“Geographically the Port of Colombo has an advantage over the other ports for setting up a real transhipment hub in the area. We have everything here, including all the big shipping lines and feeder network. We also have an excellent stability and good labor conditions.”
Haaze also adds that SAGT is carefully making the whole platform ready in case SAGT decides to make use of any expansion opportunities in the future.
As part of the Colombo South Harbor Development Project initiated by the Sri Lankan Ports Authority, the construction of the new South Harbor adjacent to the Port of Colombo is currently underway in order to meet the increasing need for greater capacity. The new facility will provide four more container terminals and can accommodate the next generation of container vessels.
South Asia Gateway Terminals (Pvt.) Ltd.
SAGT is owned by a consortium of Sri Lankan and international establishments of repute and is rated amongst the top container ports in the world.
16-meter access channel, 15-meter alongside depth, 940-meter berth length, 3 container berths, 5,544 ground slots inclusive of 540 reefer points.
SAGT-01 15 meters, SAGT-02 15 meters, SAGT-03 15 meters.
Total Area 20 ha, Stack Area 12 ha.
Story by Mauri Kaarre | Photos by Mikko Huotari
In the Harbor With Leafy Mango Trees
When the sun sets, the people of Colombo gather on the Galle Face beach boulevard to enjoy the evening. In the green area kites are flown, and on the boulevard tiny spicy delicacies are sold at small booths. Below the embankment, a beach spreads out, where people let the frothy sea refresh their bare feet.

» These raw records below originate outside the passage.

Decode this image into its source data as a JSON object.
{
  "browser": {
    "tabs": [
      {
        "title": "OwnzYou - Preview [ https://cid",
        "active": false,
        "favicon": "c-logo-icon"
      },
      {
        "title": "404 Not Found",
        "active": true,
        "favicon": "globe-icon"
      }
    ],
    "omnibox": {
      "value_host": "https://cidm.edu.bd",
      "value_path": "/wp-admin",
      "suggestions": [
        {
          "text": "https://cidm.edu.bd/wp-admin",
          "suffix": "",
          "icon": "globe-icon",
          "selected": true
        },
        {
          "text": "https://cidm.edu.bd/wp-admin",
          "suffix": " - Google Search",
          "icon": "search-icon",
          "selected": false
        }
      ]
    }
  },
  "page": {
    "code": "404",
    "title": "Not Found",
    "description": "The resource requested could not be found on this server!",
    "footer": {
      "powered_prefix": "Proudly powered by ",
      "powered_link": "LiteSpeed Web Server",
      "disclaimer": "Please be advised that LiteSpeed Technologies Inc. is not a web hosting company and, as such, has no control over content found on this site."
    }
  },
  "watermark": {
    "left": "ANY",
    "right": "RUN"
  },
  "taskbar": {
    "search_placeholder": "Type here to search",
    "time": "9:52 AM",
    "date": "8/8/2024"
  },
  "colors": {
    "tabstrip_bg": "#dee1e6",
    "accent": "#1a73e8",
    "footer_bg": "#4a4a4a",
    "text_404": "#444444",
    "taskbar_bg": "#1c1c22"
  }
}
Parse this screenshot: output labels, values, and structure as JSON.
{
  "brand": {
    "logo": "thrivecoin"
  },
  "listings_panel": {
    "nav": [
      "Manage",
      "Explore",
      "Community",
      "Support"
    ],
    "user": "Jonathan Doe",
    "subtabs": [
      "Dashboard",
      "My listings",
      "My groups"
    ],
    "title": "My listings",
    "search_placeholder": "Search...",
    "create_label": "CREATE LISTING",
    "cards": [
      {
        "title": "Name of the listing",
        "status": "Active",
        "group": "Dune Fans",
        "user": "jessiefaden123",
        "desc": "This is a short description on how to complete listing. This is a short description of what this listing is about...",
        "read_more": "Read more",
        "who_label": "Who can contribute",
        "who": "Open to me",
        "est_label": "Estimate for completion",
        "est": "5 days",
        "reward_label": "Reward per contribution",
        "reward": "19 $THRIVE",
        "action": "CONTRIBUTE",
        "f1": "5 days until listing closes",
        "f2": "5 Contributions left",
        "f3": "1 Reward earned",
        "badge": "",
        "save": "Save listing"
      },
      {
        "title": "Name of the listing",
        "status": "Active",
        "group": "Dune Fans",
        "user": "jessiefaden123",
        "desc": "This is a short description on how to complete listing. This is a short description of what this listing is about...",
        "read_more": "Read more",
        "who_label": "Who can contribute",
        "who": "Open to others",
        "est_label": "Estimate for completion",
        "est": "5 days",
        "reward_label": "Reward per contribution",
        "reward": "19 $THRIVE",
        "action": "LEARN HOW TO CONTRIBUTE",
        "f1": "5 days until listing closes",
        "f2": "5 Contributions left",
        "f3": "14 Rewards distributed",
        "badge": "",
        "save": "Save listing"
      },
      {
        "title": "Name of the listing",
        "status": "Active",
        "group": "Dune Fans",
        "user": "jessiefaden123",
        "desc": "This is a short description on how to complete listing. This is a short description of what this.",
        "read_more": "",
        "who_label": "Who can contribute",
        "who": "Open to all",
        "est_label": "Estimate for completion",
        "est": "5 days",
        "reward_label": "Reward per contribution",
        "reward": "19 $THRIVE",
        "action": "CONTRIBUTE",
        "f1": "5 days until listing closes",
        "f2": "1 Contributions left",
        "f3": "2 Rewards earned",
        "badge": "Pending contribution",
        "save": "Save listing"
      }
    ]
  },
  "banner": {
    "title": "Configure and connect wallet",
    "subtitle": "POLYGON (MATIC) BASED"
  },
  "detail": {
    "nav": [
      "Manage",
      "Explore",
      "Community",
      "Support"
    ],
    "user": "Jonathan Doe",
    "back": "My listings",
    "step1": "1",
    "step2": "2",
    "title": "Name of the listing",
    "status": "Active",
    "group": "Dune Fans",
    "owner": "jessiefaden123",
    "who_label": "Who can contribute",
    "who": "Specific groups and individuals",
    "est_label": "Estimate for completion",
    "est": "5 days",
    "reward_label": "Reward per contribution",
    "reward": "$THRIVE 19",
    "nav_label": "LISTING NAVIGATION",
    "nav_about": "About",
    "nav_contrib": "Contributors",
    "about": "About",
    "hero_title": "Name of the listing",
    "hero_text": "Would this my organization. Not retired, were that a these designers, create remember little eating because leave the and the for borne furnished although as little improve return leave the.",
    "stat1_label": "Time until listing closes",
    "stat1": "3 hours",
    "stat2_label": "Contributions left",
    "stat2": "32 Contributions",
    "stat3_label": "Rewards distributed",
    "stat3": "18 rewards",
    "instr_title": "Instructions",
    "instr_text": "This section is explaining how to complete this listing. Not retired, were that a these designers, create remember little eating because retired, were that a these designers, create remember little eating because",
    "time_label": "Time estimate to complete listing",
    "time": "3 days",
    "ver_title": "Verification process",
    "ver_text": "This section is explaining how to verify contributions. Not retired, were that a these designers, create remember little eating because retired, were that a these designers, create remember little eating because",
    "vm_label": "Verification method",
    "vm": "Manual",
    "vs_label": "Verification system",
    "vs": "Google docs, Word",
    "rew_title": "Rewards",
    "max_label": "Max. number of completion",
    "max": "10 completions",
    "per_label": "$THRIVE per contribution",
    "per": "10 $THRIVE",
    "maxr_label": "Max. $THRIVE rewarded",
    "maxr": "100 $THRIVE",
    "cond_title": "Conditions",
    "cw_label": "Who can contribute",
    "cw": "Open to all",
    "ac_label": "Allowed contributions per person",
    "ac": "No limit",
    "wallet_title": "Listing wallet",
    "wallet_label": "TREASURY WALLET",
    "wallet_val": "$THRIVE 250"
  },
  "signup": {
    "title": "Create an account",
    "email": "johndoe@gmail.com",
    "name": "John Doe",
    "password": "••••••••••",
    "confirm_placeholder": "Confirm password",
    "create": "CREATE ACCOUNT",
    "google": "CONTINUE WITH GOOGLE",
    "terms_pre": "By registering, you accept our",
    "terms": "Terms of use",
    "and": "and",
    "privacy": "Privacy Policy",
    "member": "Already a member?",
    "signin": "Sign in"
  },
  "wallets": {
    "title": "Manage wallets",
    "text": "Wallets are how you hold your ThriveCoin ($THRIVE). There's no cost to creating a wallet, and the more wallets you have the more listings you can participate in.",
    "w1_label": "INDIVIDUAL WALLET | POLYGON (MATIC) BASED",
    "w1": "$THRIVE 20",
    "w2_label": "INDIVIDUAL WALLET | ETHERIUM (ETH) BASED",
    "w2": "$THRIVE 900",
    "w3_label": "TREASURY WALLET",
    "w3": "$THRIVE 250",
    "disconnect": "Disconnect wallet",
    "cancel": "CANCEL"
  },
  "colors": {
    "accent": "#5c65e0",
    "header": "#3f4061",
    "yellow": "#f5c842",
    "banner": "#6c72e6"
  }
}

Colombo is financially and culturally the most important city in Sri Lanka. Throughout its history the sea and the harbor have given life to Colombo. The name of the city comes from Sinhalese, Kola-amba-thota, which means harbor with leafy mango trees. The Portuguese who arrived at Colombo in the 16th century changed the name to its current form, after Christopher Columbus (Cristoforo Colombo in Italian).
The colorful Sri Lanka has been an object of travelers’ interest, especially in recent years. The cultural treasures, wonders of nature, and friendly inhabitants have attracted a lot of people to Sri Lanka.
Although the locals have gone through many difficult times in the recent history of Sri Lanka, the people have maintained their positive attitude and faith in the future. They are proud of their roots.
“Now things are good in Sri Lanka. My mother tongue, Sinhalese, is very important to me. Sometime in the future I will want to travel around the world, but now there is no time for it, because I am currently studying accounting,” says 18-year-old Hiruni Weerakoon.
When in Colombo, one can see the different layers of history. Ancient artifacts, colonial buildings, and contemporary high rises lay in perfect harmony amidst the everyday hubbub.
The city hides within it many contrasts. In the Pettah shopping area people mill around. The horns of the Tuk Tuk tricycle taxis which maneuver amongst pedestrians mix with the cries of the peddlers. It is so spacious and peaceful at the Viharamahadev park, that one could even take a nap on a park bench. at least the locls seem to do so.
Story and photos by Mikko Huotari